▶ [What is needed] Among the lines of the records below, copy those that hold the word "你们已经被我包围了".

▶ [Materials provided]
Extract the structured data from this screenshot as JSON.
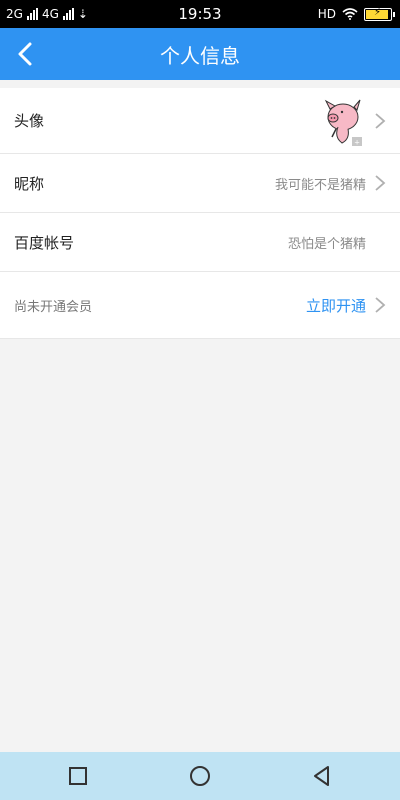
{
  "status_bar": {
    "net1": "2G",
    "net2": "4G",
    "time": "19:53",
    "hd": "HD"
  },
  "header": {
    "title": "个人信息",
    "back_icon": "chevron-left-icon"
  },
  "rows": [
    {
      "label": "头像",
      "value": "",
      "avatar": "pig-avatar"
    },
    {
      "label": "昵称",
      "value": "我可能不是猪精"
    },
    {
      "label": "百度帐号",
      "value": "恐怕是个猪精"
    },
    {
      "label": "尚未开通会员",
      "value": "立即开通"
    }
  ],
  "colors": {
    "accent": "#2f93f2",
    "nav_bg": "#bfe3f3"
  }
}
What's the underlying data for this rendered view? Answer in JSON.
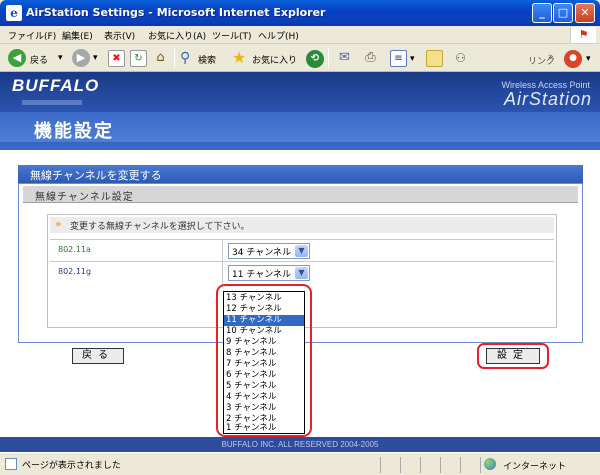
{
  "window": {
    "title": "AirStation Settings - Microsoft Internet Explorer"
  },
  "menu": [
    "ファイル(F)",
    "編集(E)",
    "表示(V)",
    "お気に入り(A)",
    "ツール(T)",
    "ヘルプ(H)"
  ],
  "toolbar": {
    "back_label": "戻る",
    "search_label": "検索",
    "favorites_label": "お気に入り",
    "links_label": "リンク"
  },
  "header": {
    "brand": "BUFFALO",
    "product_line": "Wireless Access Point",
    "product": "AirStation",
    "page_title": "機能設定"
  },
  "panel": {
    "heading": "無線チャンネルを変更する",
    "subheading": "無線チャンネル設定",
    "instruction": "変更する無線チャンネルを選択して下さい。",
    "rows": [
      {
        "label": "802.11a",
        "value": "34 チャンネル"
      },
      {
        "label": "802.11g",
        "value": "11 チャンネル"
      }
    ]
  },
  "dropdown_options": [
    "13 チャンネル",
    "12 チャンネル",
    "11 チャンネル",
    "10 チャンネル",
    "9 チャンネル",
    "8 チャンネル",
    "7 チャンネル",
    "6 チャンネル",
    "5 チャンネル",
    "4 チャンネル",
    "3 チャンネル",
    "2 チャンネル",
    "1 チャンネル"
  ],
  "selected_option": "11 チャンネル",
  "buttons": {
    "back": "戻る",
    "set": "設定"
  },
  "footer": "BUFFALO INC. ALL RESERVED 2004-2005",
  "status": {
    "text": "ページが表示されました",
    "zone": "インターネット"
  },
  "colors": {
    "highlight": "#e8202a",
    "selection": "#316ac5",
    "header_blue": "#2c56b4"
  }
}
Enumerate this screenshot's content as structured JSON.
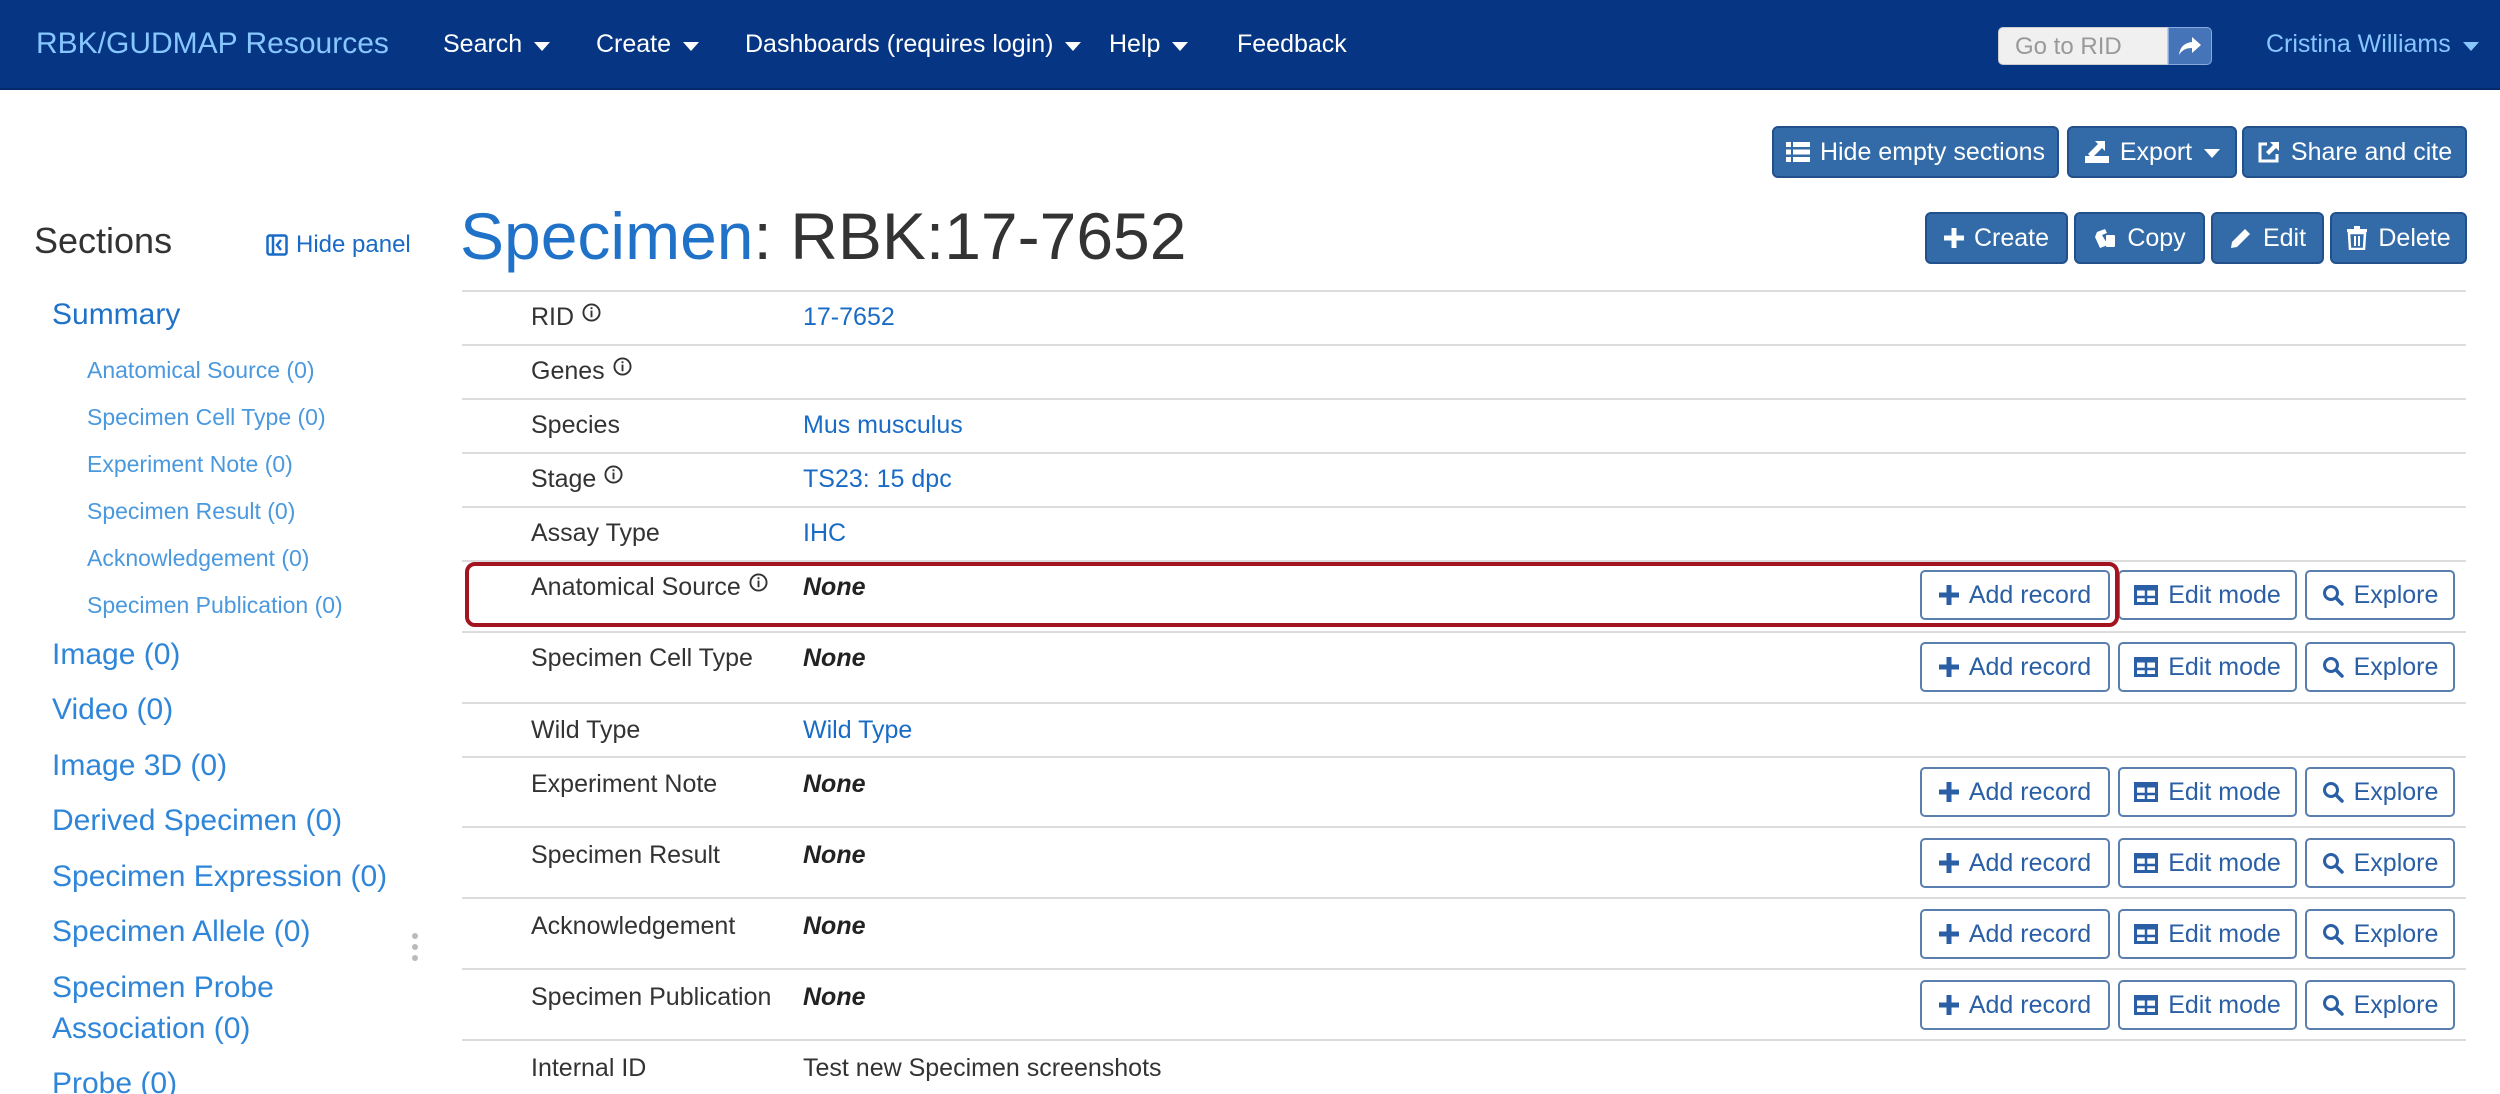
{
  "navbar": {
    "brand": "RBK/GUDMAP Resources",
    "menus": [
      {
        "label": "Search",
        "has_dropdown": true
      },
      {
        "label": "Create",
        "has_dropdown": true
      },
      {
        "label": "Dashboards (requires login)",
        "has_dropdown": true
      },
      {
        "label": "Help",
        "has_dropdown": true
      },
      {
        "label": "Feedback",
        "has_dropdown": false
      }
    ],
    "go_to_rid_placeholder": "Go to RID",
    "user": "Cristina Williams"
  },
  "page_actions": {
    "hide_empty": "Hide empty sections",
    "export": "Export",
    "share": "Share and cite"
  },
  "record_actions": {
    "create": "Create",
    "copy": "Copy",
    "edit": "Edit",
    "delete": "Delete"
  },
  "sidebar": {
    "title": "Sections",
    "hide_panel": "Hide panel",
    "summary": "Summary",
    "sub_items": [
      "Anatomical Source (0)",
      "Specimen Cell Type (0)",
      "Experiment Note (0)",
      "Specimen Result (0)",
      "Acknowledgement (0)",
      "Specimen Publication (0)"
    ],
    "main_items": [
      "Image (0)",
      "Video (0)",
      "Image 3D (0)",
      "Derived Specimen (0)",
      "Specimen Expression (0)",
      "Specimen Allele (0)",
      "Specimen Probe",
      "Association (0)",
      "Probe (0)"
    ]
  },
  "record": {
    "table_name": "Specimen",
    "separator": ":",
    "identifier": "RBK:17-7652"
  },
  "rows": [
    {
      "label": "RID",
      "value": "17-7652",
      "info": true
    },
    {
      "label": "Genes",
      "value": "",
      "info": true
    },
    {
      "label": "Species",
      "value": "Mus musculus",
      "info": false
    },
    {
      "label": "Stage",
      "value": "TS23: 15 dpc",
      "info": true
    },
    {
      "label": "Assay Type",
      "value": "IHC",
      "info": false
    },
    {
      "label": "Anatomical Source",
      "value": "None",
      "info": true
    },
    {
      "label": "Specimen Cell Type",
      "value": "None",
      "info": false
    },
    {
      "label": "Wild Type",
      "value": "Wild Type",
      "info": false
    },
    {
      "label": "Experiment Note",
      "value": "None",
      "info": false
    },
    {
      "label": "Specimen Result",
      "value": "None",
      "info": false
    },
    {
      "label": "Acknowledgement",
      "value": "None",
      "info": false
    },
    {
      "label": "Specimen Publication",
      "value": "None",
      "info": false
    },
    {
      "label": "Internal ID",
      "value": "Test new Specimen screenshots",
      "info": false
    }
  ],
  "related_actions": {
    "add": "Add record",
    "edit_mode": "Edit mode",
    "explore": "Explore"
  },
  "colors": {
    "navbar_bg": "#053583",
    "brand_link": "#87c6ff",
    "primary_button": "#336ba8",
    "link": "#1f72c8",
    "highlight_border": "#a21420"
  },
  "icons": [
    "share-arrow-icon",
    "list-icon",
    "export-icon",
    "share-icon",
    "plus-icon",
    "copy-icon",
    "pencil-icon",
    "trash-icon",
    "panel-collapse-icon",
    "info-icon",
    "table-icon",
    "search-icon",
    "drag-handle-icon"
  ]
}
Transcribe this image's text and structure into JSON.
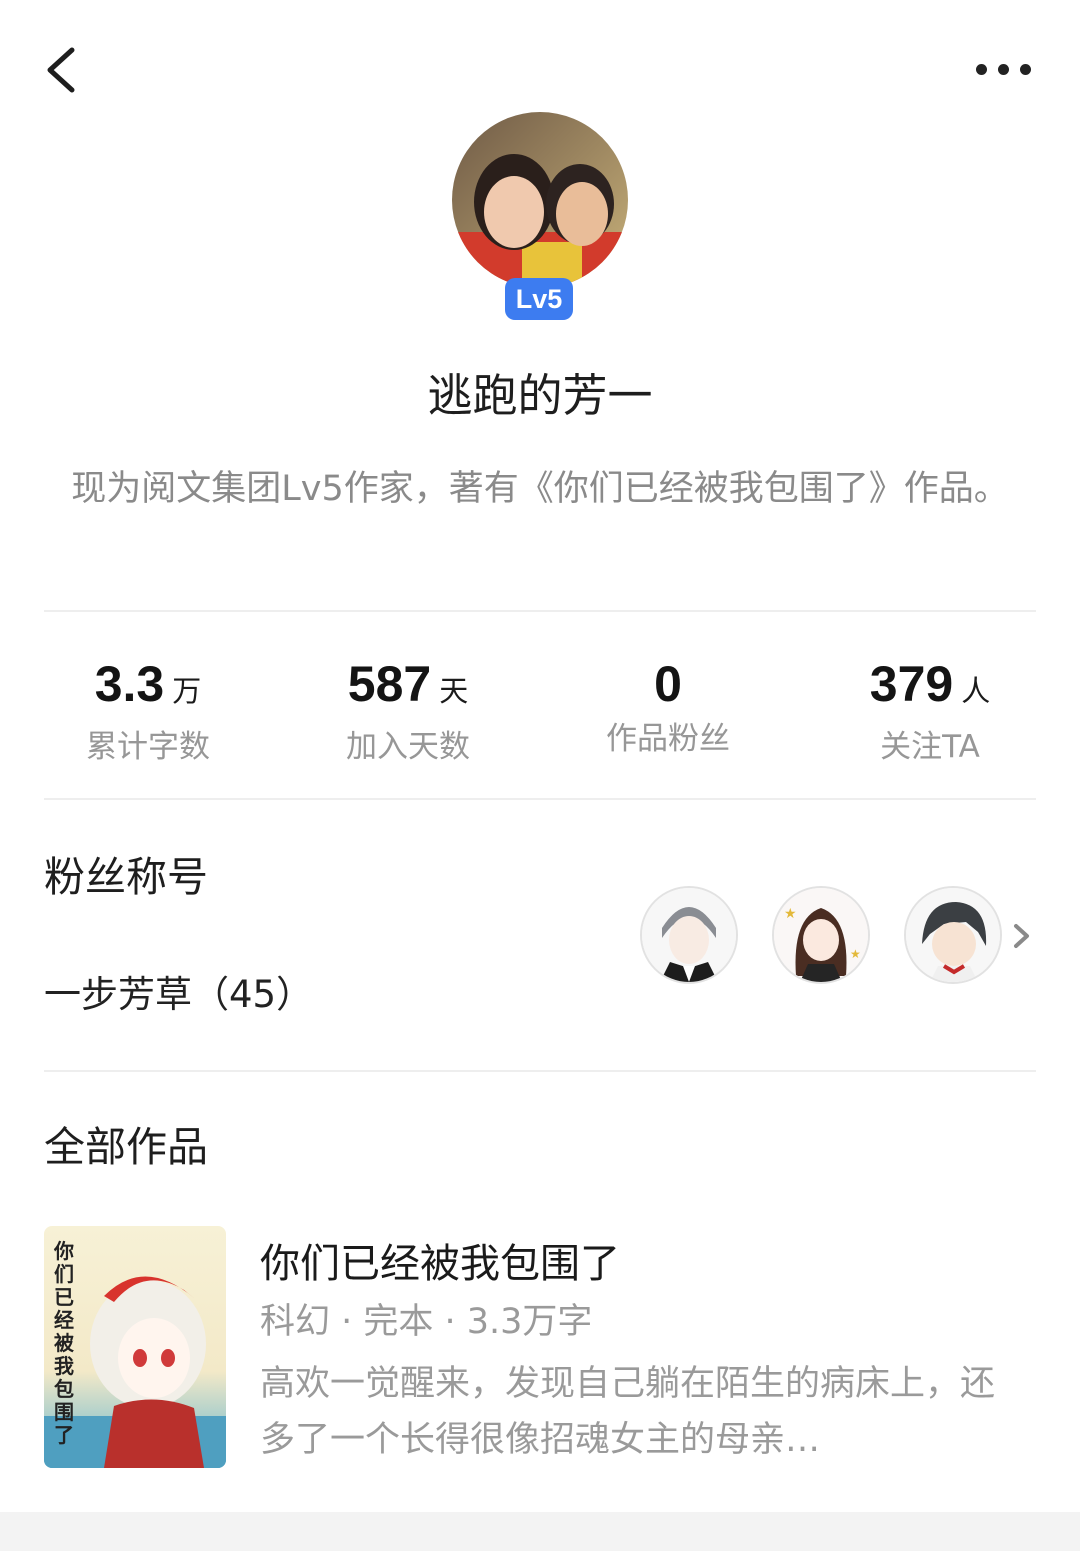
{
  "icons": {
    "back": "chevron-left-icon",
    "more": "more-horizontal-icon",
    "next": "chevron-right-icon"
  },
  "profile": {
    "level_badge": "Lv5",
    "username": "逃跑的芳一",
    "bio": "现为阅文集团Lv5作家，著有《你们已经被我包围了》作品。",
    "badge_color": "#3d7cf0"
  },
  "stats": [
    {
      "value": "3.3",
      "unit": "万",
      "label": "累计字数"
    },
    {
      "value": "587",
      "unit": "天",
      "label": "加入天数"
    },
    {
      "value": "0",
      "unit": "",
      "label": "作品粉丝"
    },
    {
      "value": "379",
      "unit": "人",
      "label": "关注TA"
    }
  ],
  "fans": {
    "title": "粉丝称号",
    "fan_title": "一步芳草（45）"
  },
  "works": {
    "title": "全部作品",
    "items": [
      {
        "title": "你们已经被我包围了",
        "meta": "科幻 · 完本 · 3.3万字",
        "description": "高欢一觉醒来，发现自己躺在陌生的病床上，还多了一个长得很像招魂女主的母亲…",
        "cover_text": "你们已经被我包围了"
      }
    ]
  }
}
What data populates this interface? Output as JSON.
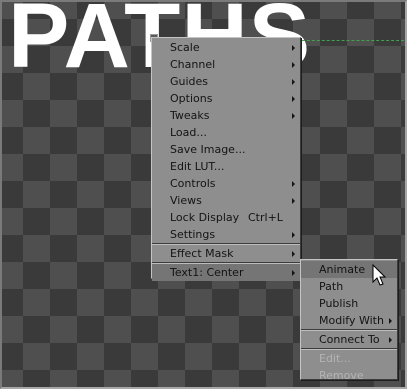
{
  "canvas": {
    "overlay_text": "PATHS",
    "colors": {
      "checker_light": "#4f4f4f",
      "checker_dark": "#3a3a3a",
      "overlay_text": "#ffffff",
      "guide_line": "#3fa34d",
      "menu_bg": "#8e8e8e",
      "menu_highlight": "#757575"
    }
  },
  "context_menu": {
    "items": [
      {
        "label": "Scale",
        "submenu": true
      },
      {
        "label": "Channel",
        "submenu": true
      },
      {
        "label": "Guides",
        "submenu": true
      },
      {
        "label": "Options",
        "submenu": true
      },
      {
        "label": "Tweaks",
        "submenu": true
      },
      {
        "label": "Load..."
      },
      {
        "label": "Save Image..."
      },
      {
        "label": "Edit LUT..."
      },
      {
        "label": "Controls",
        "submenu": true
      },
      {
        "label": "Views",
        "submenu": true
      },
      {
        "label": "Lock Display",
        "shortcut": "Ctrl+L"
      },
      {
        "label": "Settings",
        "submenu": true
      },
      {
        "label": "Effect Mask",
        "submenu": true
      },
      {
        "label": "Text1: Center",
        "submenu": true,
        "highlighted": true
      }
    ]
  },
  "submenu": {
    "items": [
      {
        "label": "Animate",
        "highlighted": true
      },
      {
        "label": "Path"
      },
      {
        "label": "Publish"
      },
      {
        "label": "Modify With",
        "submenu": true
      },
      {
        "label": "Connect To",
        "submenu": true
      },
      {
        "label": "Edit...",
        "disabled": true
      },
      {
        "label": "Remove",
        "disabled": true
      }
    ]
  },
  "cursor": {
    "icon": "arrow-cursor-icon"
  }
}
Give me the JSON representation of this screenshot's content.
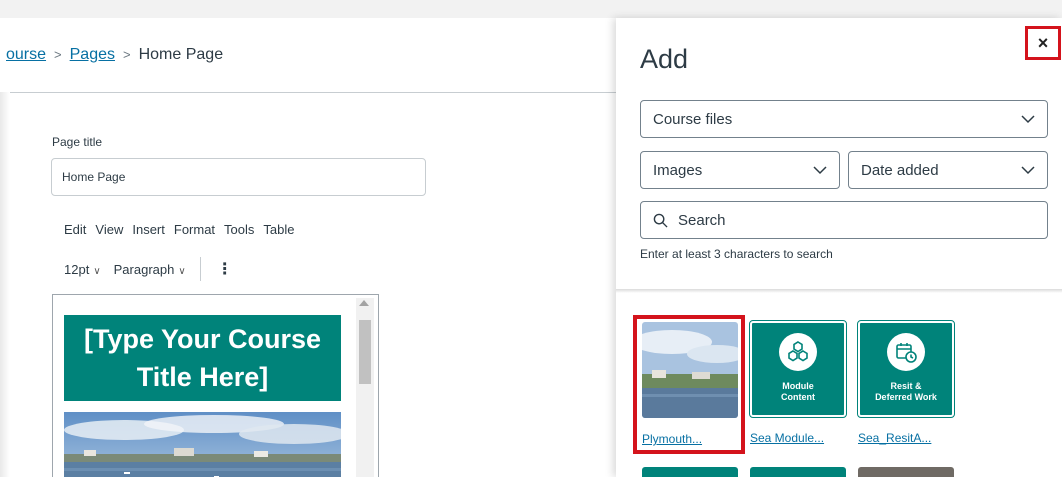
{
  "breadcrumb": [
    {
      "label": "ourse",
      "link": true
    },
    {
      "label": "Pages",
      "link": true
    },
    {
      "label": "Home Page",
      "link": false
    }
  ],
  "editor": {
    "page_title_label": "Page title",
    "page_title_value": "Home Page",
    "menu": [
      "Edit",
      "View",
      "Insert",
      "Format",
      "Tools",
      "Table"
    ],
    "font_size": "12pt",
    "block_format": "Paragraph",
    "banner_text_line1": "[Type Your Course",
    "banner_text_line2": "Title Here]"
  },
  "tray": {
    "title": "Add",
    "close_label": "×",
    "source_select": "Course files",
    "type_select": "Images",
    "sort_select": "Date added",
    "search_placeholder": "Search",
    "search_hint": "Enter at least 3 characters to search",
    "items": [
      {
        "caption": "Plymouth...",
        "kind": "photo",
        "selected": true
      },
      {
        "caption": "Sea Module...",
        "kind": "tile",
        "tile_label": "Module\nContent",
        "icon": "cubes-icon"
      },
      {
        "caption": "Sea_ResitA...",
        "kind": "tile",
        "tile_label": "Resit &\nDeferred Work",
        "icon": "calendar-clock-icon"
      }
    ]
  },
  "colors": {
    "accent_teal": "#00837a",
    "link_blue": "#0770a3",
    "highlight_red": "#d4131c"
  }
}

▶ [Answer]
    "bio": "现为阅文集团Lv5作家，著有《你们已经被我包围了》作品。",
        "title": "你们已经被我包围了",
        "cover_text": "你们已经被我包围了"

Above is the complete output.